He points out the folly of chemical reliance, which is likely to remove more of the sensitive weeds, giving space for resistant weeds to tiller and return more seed to impact future growing seasons.

“Crystal® is a very good example of how to use and preserve herbicidal performance, it’s been on the market for 20 years and has always been used as part of a programme.

Looking ahead to Luximo® becoming available, we need to heed what we have learnt and adopt the basic principles from the start – maintain dose rates, apply in the right conditions and use in programmes with complementary modes of action products.”

For a chance to see Luximo® in the field, as well as accessing insights from the experts at NIAB, you can pre-register for ‘Hardwick Live’.

The online-only event will give you access to virtual trials from the black-grass centre, and the webinar will provide an opportunity to ask the experts your questions.

Pre-register here on the Real Results virtual Farm, in the events zone.

Disclaimer: Use plant protection products safely. Always read the label and product information before use. For further product information including warning phrases and symbols refer to www.agricentre.basf.co.uk.
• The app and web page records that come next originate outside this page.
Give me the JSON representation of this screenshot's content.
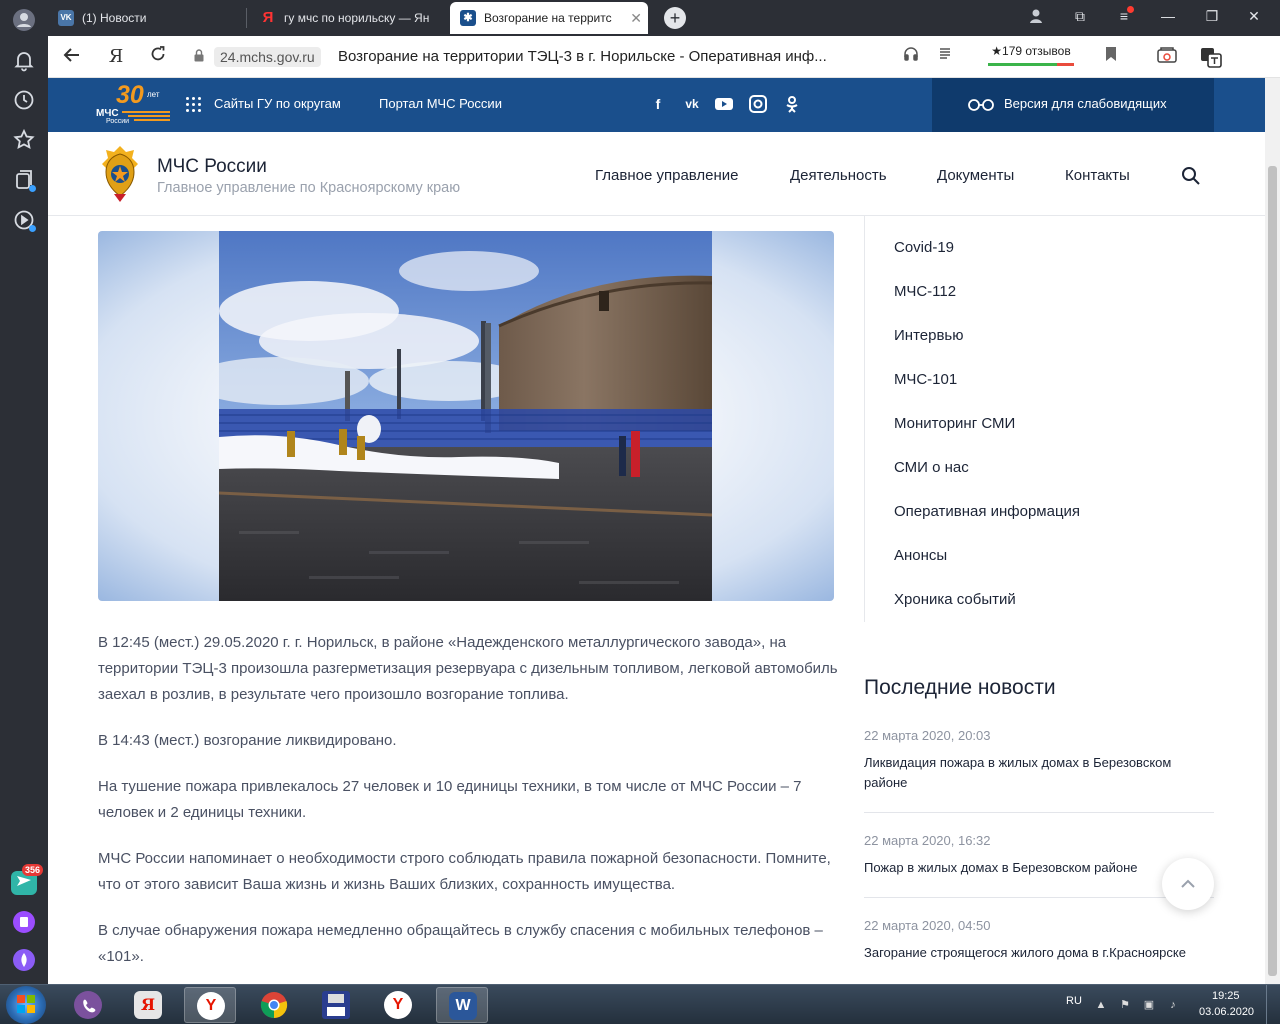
{
  "browser": {
    "tabs": [
      {
        "label": "(1) Новости",
        "icon": "VK"
      },
      {
        "label": "гу мчс по норильску — Ян",
        "icon": "Я"
      },
      {
        "label": "Возгорание на территс",
        "icon": "✱"
      }
    ],
    "address": {
      "domain": "24.mchs.gov.ru",
      "title": "Возгорание на территории ТЭЦ-3 в г. Норильске - Оперативная инф..."
    },
    "reviews": "★179 отзывов",
    "rail_badge": "356",
    "icons": [
      "profile-icon",
      "bell-icon",
      "history-icon",
      "star-icon",
      "collections-icon",
      "video-icon",
      "messenger-icon",
      "notes-icon",
      "alice-icon"
    ]
  },
  "site_top": {
    "logo_number": "30",
    "logo_years": "лет",
    "logo_brand": "МЧС",
    "logo_sub": "России",
    "links": [
      "Сайты ГУ по округам",
      "Портал МЧС России"
    ],
    "socials": [
      "f",
      "vk",
      "▶",
      "◎",
      "ok"
    ],
    "vision": "Версия для слабовидящих"
  },
  "header": {
    "org_name": "МЧС России",
    "org_sub": "Главное управление по Красноярскому краю",
    "nav": [
      "Главное управление",
      "Деятельность",
      "Документы",
      "Контакты"
    ]
  },
  "article": {
    "paragraphs": [
      "В 12:45 (мест.) 29.05.2020 г. г. Норильск, в районе «Надежденского металлургического завода», на территории ТЭЦ-3 произошла разгерметизация резервуара с дизельным топливом, легковой автомобиль заехал в розлив, в результате чего произошло возгорание топлива.",
      "В 14:43 (мест.) возгорание ликвидировано.",
      "На тушение пожара привлекалось 27 человек и 10 единицы техники, в том числе от МЧС России – 7 человек и 2 единицы техники.",
      "МЧС России напоминает о необходимости строго соблюдать правила пожарной безопасности. Помните, что от этого зависит Ваша жизнь и жизнь Ваших близких, сохранность имущества.",
      "В случае обнаружения пожара немедленно обращайтесь в службу спасения с мобильных телефонов – «101»."
    ]
  },
  "sidebar": {
    "menu": [
      "Covid-19",
      "МЧС-112",
      "Интервью",
      "МЧС-101",
      "Мониторинг СМИ",
      "СМИ о нас",
      "Оперативная информация",
      "Анонсы",
      "Хроника событий"
    ],
    "news_heading": "Последние новости",
    "news": [
      {
        "date": "22 марта 2020, 20:03",
        "title": "Ликвидация пожара в жилых домах в Березовском районе"
      },
      {
        "date": "22 марта 2020, 16:32",
        "title": "Пожар в жилых домах в Березовском районе"
      },
      {
        "date": "22 марта 2020, 04:50",
        "title": "Загорание строящегося жилого дома в г.Красноярске"
      }
    ]
  },
  "taskbar": {
    "lang": "RU",
    "time": "19:25",
    "date": "03.06.2020"
  },
  "colors": {
    "site_blue": "#1a4f8c",
    "site_blue_dark": "#0f3a6c",
    "text": "#1c2436",
    "muted": "#9aa1ad",
    "accent_orange": "#f39a1e"
  }
}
Crystal® contains pendimethalin and flufenacet. Luximo® contains cinmethylin. Crystal® and Luximo® are registered Trademarks of BASF. © BASF 2021. All rights reserved.